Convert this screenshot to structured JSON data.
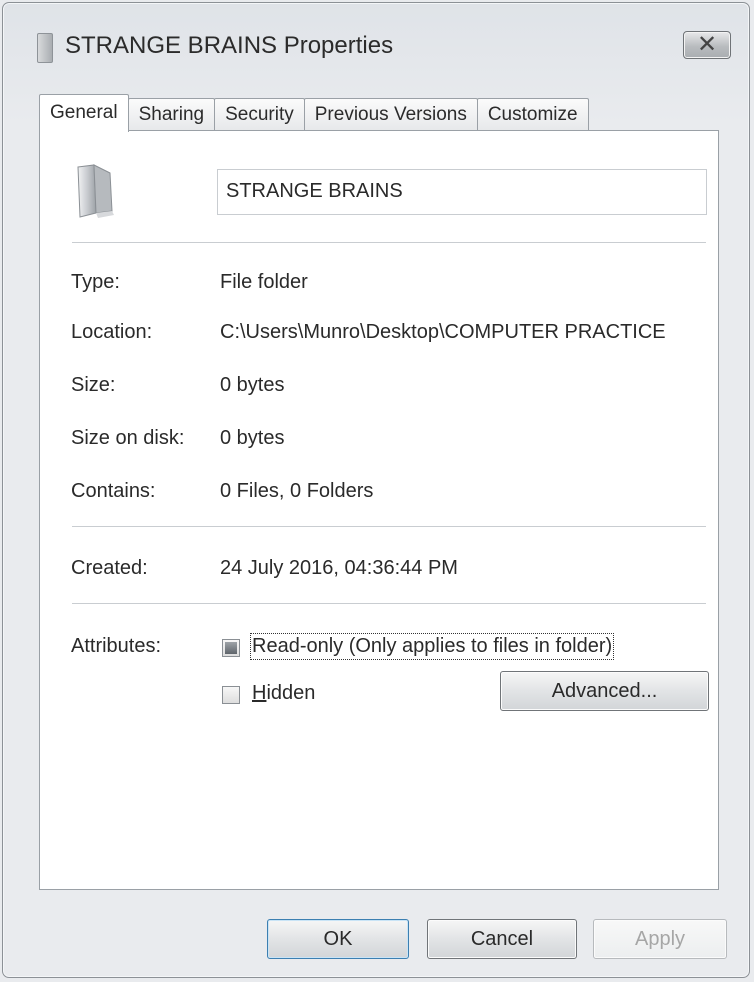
{
  "window": {
    "title": "STRANGE BRAINS Properties",
    "close_icon": "close-icon"
  },
  "tabs": [
    {
      "label": "General",
      "active": true
    },
    {
      "label": "Sharing",
      "active": false
    },
    {
      "label": "Security",
      "active": false
    },
    {
      "label": "Previous Versions",
      "active": false
    },
    {
      "label": "Customize",
      "active": false
    }
  ],
  "general": {
    "folder_icon": "folder-icon",
    "folder_name": "STRANGE BRAINS",
    "type_label": "Type:",
    "type_value": "File folder",
    "location_label": "Location:",
    "location_value": "C:\\Users\\Munro\\Desktop\\COMPUTER PRACTICE",
    "size_label": "Size:",
    "size_value": "0 bytes",
    "size_on_disk_label": "Size on disk:",
    "size_on_disk_value": "0 bytes",
    "contains_label": "Contains:",
    "contains_value": "0 Files, 0 Folders",
    "created_label": "Created:",
    "created_value": "24 July 2016, 04:36:44 PM",
    "attributes_label": "Attributes:",
    "readonly_label": "Read-only (Only applies to files in folder)",
    "readonly_state": "indeterminate",
    "hidden_label": "Hidden",
    "hidden_state": "unchecked",
    "advanced_label": "Advanced..."
  },
  "footer": {
    "ok_label": "OK",
    "cancel_label": "Cancel",
    "apply_label": "Apply"
  },
  "colors": {
    "window_bg": "#e9ebee",
    "panel_bg": "#ffffff",
    "border": "#9aa0a6",
    "default_button_accent": "#3c7fb1"
  }
}
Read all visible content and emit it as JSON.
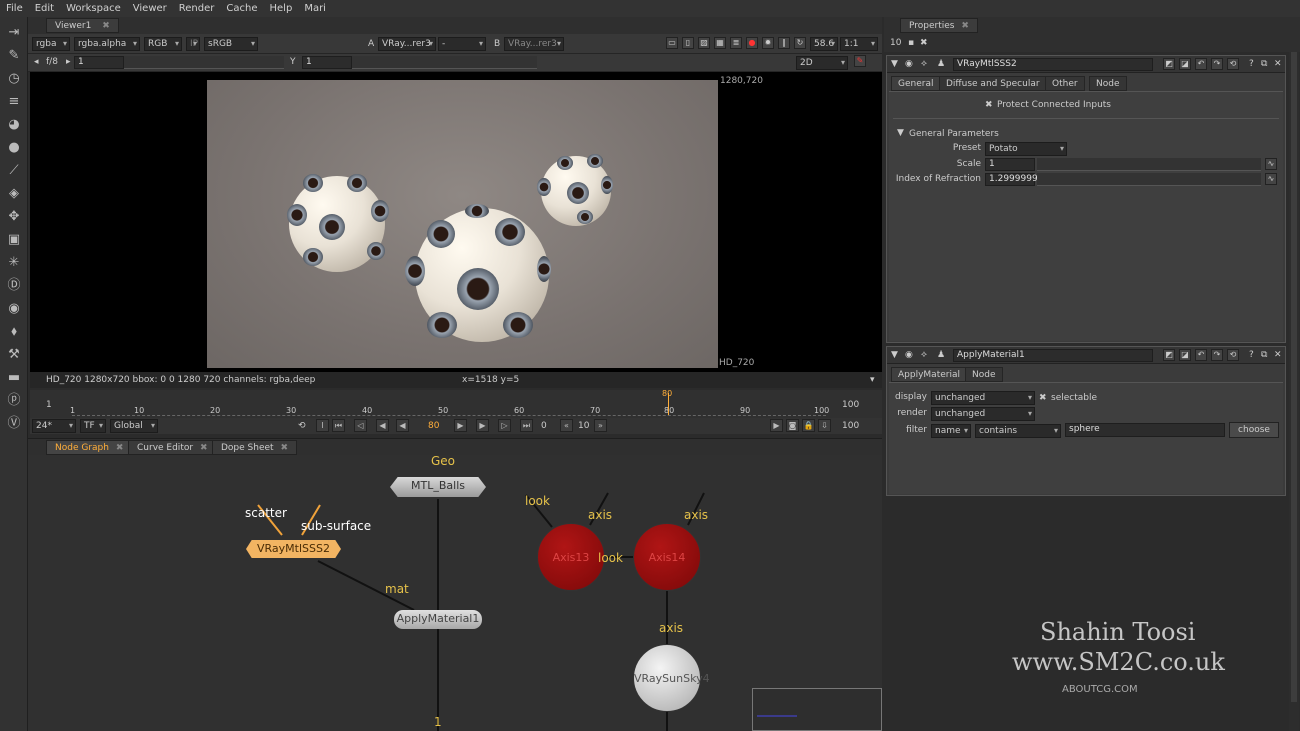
{
  "menu": [
    "File",
    "Edit",
    "Workspace",
    "Viewer",
    "Render",
    "Cache",
    "Help",
    "Mari"
  ],
  "viewer": {
    "tab": "Viewer1",
    "channels": "rgba",
    "alpha": "rgba.alpha",
    "colorspace_mode": "RGB",
    "ip": "IP",
    "lut": "sRGB",
    "input_a_label": "A",
    "input_a": "VRay...rer3",
    "dash": "-",
    "input_b_label": "B",
    "input_b": "VRay...rer3",
    "zoom": "58.6",
    "ratio": "1:1",
    "fstop": "f/8",
    "gain": "1",
    "gamma_label": "Y",
    "gamma": "1",
    "view_mode": "2D",
    "res_top": "1280,720",
    "format_label": "HD_720",
    "status_left": "HD_720 1280x720  bbox: 0 0 1280 720 channels: rgba,deep",
    "status_coords": "x=1518 y=5",
    "timeline": {
      "start": "1",
      "end": "100",
      "ticks": [
        "1",
        "10",
        "20",
        "30",
        "40",
        "50",
        "60",
        "70",
        "80",
        "90",
        "100"
      ],
      "current": "80"
    },
    "play": {
      "fps": "24*",
      "tf": "TF",
      "scope": "Global",
      "current_frame": "80",
      "step": "10",
      "end": "100",
      "zero": "0"
    }
  },
  "nodegraph": {
    "tabs": [
      "Node Graph",
      "Curve Editor",
      "Dope Sheet"
    ],
    "labels": {
      "geo": "Geo",
      "scatter": "scatter",
      "subsurface": "sub-surface",
      "mat": "mat",
      "look1": "look",
      "axis1": "axis",
      "axis2": "axis",
      "look2": "look",
      "axis3": "axis",
      "one": "1"
    },
    "nodes": {
      "mtl_balls": "MTL_Balls",
      "vraymtl": "VRayMtlSSS2",
      "applymaterial": "ApplyMaterial1",
      "axis13": "Axis13",
      "axis14": "Axis14",
      "vraysunsky": "VRaySunSky4"
    }
  },
  "properties": {
    "tab": "Properties",
    "count": "10",
    "panel1": {
      "name": "VRayMtlSSS2",
      "tabs": [
        "General",
        "Diffuse and Specular",
        "Other",
        "Node"
      ],
      "protect": "Protect Connected Inputs",
      "section": "General Parameters",
      "preset_label": "Preset",
      "preset": "Potato",
      "scale_label": "Scale",
      "scale": "1",
      "ior_label": "Index of Refraction",
      "ior": "1.2999999"
    },
    "panel2": {
      "name": "ApplyMaterial1",
      "tabs": [
        "ApplyMaterial",
        "Node"
      ],
      "display_label": "display",
      "display": "unchanged",
      "selectable": "selectable",
      "render_label": "render",
      "render": "unchanged",
      "filter_label": "filter",
      "filter_name": "name",
      "filter_op": "contains",
      "filter_value": "sphere",
      "choose": "choose"
    }
  },
  "watermark": {
    "line1": "Shahin Toosi",
    "line2": "www.SM2C.co.uk",
    "line3": "ABOUTCG.COM"
  },
  "colors": {
    "accent": "#ffae3a",
    "node_red": "#a00f0f",
    "label_yellow": "#e6c24a"
  }
}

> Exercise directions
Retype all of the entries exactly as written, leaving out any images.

> Completed task
Convert this screenshot to structured JSON data.
{
  "window": {
    "title": "STRANGE BRAINS Properties",
    "close_icon": "close-icon"
  },
  "tabs": [
    {
      "label": "General",
      "active": true
    },
    {
      "label": "Sharing",
      "active": false
    },
    {
      "label": "Security",
      "active": false
    },
    {
      "label": "Previous Versions",
      "active": false
    },
    {
      "label": "Customize",
      "active": false
    }
  ],
  "general": {
    "folder_icon": "folder-icon",
    "folder_name": "STRANGE BRAINS",
    "type_label": "Type:",
    "type_value": "File folder",
    "location_label": "Location:",
    "location_value": "C:\\Users\\Munro\\Desktop\\COMPUTER PRACTICE",
    "size_label": "Size:",
    "size_value": "0 bytes",
    "size_on_disk_label": "Size on disk:",
    "size_on_disk_value": "0 bytes",
    "contains_label": "Contains:",
    "contains_value": "0 Files, 0 Folders",
    "created_label": "Created:",
    "created_value": "24 July 2016, 04:36:44 PM",
    "attributes_label": "Attributes:",
    "readonly_label": "Read-only (Only applies to files in folder)",
    "readonly_state": "indeterminate",
    "hidden_label": "Hidden",
    "hidden_state": "unchecked",
    "advanced_label": "Advanced..."
  },
  "footer": {
    "ok_label": "OK",
    "cancel_label": "Cancel",
    "apply_label": "Apply"
  },
  "colors": {
    "window_bg": "#e9ebee",
    "panel_bg": "#ffffff",
    "border": "#9aa0a6",
    "default_button_accent": "#3c7fb1"
  }
}
Read all visible content and emit it as JSON.
{
  "menu": [
    "File",
    "Edit",
    "Workspace",
    "Viewer",
    "Render",
    "Cache",
    "Help",
    "Mari"
  ],
  "viewer": {
    "tab": "Viewer1",
    "channels": "rgba",
    "alpha": "rgba.alpha",
    "colorspace_mode": "RGB",
    "ip": "IP",
    "lut": "sRGB",
    "input_a_label": "A",
    "input_a": "VRay...rer3",
    "dash": "-",
    "input_b_label": "B",
    "input_b": "VRay...rer3",
    "zoom": "58.6",
    "ratio": "1:1",
    "fstop": "f/8",
    "gain": "1",
    "gamma_label": "Y",
    "gamma": "1",
    "view_mode": "2D",
    "res_top": "1280,720",
    "format_label": "HD_720",
    "status_left": "HD_720 1280x720  bbox: 0 0 1280 720 channels: rgba,deep",
    "status_coords": "x=1518 y=5",
    "timeline": {
      "start": "1",
      "end": "100",
      "ticks": [
        "1",
        "10",
        "20",
        "30",
        "40",
        "50",
        "60",
        "70",
        "80",
        "90",
        "100"
      ],
      "current": "80"
    },
    "play": {
      "fps": "24*",
      "tf": "TF",
      "scope": "Global",
      "current_frame": "80",
      "step": "10",
      "end": "100",
      "zero": "0"
    }
  },
  "nodegraph": {
    "tabs": [
      "Node Graph",
      "Curve Editor",
      "Dope Sheet"
    ],
    "labels": {
      "geo": "Geo",
      "scatter": "scatter",
      "subsurface": "sub-surface",
      "mat": "mat",
      "look1": "look",
      "axis1": "axis",
      "axis2": "axis",
      "look2": "look",
      "axis3": "axis",
      "one": "1"
    },
    "nodes": {
      "mtl_balls": "MTL_Balls",
      "vraymtl": "VRayMtlSSS2",
      "applymaterial": "ApplyMaterial1",
      "axis13": "Axis13",
      "axis14": "Axis14",
      "vraysunsky": "VRaySunSky4"
    }
  },
  "properties": {
    "tab": "Properties",
    "count": "10",
    "panel1": {
      "name": "VRayMtlSSS2",
      "tabs": [
        "General",
        "Diffuse and Specular",
        "Other",
        "Node"
      ],
      "protect": "Protect Connected Inputs",
      "section": "General Parameters",
      "preset_label": "Preset",
      "preset": "Potato",
      "scale_label": "Scale",
      "scale": "1",
      "ior_label": "Index of Refraction",
      "ior": "1.2999999"
    },
    "panel2": {
      "name": "ApplyMaterial1",
      "tabs": [
        "ApplyMaterial",
        "Node"
      ],
      "display_label": "display",
      "display": "unchanged",
      "selectable": "selectable",
      "render_label": "render",
      "render": "unchanged",
      "filter_label": "filter",
      "filter_name": "name",
      "filter_op": "contains",
      "filter_value": "sphere",
      "choose": "choose"
    }
  },
  "watermark": {
    "line1": "Shahin Toosi",
    "line2": "www.SM2C.co.uk",
    "line3": "ABOUTCG.COM"
  },
  "colors": {
    "accent": "#ffae3a",
    "node_red": "#a00f0f",
    "label_yellow": "#e6c24a"
  }
}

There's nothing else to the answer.